The British Dental Health Foundation, which offers impartial dental advice to the public, is basing the advice on findings from the University of Rochester that showed cranberry juice stops harmful bacteria from sticking to the teeth.
This prevents the formation of plaque responsible for tooth decay and gum disease.
The fruits are already consumed for their benefits on heart health and for urinary tract health. France has recently approved the health claim that cranberries can 'help reduce the adhesion of certain E.coli bacteria to the urinary tract walls'.
But oral health is a newer application area for marketers of the fruit. Other research from the University of Illinois at Chicago has suggested that cranberry juice may benefit oral health by interfering with viability, growth, and biofilm formation of oral pathogens.
However, the Foundation warned that the findings, presented at the Cranberry Institute's Cranberry Health Research Symposium in late October, should be treated with a degree of caution and that due to its acidity, cranberry juice should be limited to mealtimes.
Dr Nigel Carter, chief executive of the Foundation, commented: "With the number of cranberry containing toothpastes and flosses on the market increasing, it seems that oral health companies are taking advantage of the benefits of cranberries."
"However, it is important to also be aware of the negatives. Cranberry juice is naturally very acidic. Every time you drink something acidic the enamel on your teeth is softened temporarily."
It is estimated that more than 5 million people visit the dentist with toothache every year in the UK, and the vast majority of these are the result of tooth decay.
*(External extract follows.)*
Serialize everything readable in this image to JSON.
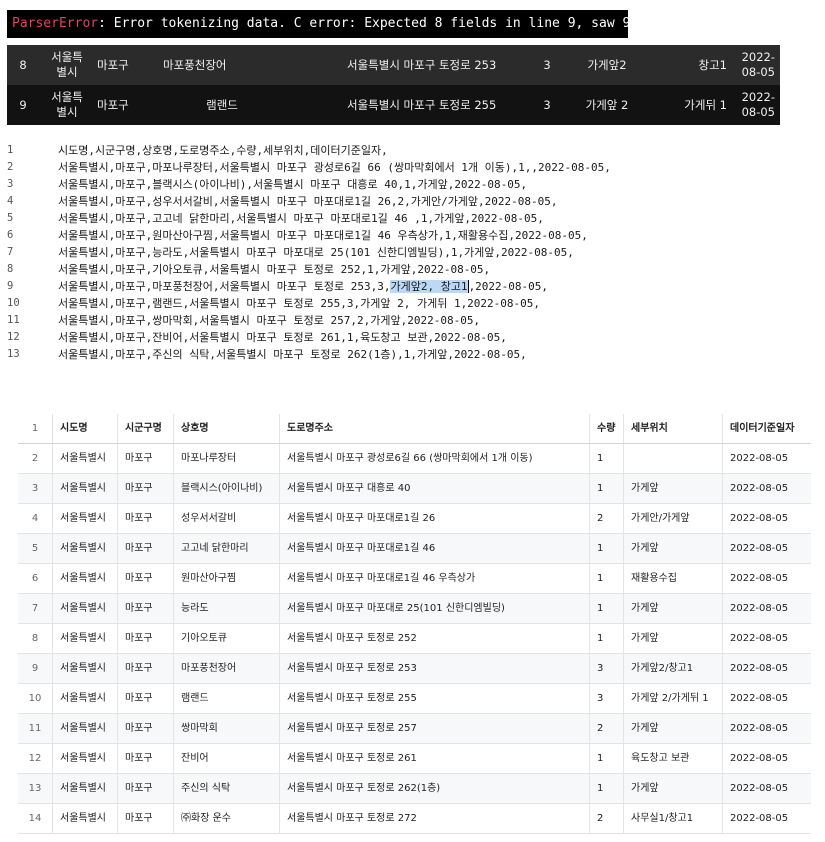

Gum disease causes bleeding gums and bad breath and is the number one cause of tooth loss in the UK. It has also been linked to conditions such as heart disease, lung disease, diabetes and heart attacks.